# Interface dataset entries
——

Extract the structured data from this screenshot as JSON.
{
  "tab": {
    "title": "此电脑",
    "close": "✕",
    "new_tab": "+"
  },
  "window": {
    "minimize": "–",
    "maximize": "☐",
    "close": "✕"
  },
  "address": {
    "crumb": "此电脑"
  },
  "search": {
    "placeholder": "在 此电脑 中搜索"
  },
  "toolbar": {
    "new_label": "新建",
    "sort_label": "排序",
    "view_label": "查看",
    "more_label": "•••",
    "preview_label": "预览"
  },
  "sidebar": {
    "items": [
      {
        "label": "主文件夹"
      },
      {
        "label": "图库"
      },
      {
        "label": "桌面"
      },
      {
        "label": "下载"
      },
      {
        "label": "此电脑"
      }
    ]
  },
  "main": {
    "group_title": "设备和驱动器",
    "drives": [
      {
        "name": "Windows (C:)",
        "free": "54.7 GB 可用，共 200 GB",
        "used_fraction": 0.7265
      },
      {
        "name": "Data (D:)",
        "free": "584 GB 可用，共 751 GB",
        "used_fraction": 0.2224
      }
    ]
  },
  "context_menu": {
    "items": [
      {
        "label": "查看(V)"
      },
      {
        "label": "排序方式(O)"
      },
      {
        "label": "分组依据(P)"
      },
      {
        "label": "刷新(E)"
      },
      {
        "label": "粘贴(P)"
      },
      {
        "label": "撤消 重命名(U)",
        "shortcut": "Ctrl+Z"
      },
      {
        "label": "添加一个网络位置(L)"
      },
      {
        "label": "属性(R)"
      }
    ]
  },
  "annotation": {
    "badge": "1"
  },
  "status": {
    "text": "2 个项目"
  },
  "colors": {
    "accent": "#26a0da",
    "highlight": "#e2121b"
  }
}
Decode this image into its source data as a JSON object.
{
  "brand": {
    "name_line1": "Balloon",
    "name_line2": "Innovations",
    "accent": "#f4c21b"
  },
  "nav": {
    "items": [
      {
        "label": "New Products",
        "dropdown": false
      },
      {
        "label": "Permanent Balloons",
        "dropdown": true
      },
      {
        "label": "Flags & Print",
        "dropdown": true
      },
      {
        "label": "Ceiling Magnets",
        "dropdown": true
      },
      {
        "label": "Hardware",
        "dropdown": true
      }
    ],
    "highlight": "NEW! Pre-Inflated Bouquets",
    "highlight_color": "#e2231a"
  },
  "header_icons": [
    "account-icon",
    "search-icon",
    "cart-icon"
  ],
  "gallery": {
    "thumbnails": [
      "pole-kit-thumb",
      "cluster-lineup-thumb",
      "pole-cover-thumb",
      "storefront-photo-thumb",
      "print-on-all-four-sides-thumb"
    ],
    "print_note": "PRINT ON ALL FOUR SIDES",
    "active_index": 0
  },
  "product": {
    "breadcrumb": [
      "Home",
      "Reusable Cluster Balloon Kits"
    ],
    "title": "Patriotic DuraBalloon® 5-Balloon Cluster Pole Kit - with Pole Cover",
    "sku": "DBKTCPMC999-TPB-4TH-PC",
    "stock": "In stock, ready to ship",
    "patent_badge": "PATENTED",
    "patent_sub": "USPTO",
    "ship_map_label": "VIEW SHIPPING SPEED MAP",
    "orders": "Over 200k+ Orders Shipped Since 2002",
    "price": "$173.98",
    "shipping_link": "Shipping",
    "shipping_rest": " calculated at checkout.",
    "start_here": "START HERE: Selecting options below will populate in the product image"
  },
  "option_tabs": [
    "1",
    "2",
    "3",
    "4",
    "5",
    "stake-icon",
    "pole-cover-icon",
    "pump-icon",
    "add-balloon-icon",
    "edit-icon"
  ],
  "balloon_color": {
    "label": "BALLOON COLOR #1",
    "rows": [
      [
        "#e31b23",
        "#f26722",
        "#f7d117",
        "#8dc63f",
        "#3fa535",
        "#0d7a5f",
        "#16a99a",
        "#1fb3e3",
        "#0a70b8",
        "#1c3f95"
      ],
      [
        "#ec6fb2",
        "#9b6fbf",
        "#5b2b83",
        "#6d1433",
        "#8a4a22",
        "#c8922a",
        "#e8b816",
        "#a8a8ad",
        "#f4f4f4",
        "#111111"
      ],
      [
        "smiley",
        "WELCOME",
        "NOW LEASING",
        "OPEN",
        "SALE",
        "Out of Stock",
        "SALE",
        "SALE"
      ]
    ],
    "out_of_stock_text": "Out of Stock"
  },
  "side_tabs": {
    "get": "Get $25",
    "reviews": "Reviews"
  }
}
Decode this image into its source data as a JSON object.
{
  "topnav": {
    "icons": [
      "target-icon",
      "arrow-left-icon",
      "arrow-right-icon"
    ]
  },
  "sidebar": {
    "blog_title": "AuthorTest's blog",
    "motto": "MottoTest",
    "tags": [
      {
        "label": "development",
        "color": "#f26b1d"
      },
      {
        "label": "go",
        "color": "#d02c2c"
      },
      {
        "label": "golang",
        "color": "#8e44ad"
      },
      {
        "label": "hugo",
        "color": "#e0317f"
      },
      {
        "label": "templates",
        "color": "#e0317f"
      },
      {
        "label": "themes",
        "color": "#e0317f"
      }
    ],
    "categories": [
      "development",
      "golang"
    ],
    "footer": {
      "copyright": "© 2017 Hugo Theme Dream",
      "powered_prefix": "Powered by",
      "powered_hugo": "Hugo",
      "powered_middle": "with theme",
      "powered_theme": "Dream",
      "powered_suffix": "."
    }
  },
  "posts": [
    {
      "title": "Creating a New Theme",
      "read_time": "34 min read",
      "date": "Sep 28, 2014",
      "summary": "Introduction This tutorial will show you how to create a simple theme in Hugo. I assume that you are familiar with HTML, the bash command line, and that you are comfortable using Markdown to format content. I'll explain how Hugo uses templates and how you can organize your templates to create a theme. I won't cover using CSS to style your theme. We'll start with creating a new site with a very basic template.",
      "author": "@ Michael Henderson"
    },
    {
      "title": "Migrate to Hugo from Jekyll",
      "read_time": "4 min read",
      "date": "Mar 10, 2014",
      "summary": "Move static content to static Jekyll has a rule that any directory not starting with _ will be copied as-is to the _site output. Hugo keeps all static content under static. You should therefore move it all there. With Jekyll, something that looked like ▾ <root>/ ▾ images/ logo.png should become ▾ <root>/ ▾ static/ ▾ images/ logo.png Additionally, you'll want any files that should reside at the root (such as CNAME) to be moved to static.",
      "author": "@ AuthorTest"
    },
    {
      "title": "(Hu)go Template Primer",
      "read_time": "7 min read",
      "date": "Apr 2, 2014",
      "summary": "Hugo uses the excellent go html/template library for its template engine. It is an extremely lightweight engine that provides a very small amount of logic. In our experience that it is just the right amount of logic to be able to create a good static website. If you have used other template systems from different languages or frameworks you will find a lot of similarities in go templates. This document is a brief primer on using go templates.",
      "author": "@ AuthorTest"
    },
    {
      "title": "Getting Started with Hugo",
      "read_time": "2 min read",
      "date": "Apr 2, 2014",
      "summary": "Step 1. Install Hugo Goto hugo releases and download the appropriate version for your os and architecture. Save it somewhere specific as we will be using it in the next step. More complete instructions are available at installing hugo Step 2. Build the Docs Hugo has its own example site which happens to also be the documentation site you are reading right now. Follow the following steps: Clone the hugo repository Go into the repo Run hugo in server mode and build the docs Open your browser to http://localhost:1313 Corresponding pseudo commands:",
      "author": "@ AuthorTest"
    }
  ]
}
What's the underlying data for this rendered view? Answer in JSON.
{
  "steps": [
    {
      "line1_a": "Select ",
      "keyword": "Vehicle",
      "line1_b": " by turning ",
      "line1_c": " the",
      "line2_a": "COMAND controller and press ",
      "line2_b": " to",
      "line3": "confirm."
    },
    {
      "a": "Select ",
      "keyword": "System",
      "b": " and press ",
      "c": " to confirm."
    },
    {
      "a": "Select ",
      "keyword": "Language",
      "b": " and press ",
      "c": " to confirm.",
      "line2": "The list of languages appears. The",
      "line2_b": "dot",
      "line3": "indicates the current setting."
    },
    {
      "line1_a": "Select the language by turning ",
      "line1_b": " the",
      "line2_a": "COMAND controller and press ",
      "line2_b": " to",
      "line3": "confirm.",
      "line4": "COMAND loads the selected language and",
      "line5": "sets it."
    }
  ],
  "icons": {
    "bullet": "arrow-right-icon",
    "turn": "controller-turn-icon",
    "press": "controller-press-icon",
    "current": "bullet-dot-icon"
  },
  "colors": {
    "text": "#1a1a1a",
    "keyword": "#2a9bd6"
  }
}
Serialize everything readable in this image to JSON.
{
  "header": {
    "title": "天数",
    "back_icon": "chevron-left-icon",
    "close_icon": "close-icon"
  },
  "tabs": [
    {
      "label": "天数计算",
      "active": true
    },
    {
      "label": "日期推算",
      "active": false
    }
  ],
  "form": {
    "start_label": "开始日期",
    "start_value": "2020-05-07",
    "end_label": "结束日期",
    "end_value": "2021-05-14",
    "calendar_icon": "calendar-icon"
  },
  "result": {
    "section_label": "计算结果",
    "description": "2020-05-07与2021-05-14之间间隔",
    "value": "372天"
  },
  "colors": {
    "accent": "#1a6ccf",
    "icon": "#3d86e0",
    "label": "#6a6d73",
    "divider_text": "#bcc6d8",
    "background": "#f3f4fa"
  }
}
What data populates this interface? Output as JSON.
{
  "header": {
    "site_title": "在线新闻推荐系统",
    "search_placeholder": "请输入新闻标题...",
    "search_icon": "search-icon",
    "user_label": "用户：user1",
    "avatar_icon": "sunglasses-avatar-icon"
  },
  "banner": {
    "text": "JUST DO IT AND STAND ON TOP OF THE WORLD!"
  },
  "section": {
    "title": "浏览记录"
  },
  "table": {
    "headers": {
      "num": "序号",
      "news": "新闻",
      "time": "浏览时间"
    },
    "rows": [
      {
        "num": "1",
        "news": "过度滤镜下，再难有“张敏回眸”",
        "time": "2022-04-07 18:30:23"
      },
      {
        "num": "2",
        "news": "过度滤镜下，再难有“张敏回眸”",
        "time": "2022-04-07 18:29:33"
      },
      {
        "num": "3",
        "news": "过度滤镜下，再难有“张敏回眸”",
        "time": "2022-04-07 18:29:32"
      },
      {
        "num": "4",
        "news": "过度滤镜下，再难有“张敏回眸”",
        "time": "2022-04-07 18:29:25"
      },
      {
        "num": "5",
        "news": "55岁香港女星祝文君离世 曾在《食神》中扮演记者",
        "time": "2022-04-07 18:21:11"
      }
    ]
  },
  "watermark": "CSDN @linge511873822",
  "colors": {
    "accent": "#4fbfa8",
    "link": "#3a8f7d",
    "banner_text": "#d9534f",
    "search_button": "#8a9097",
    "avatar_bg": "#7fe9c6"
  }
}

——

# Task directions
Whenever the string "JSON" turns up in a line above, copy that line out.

# Solved problem
Extract the structured data from this screenshot as JSON.
Decode this image into its source data as a JSON object.
Decode this image into its source data as a JSON object.
What's the underlying data for this rendered view? Answer in JSON.
Serialize everything readable in this image to JSON.
What data populates this interface? Output as JSON.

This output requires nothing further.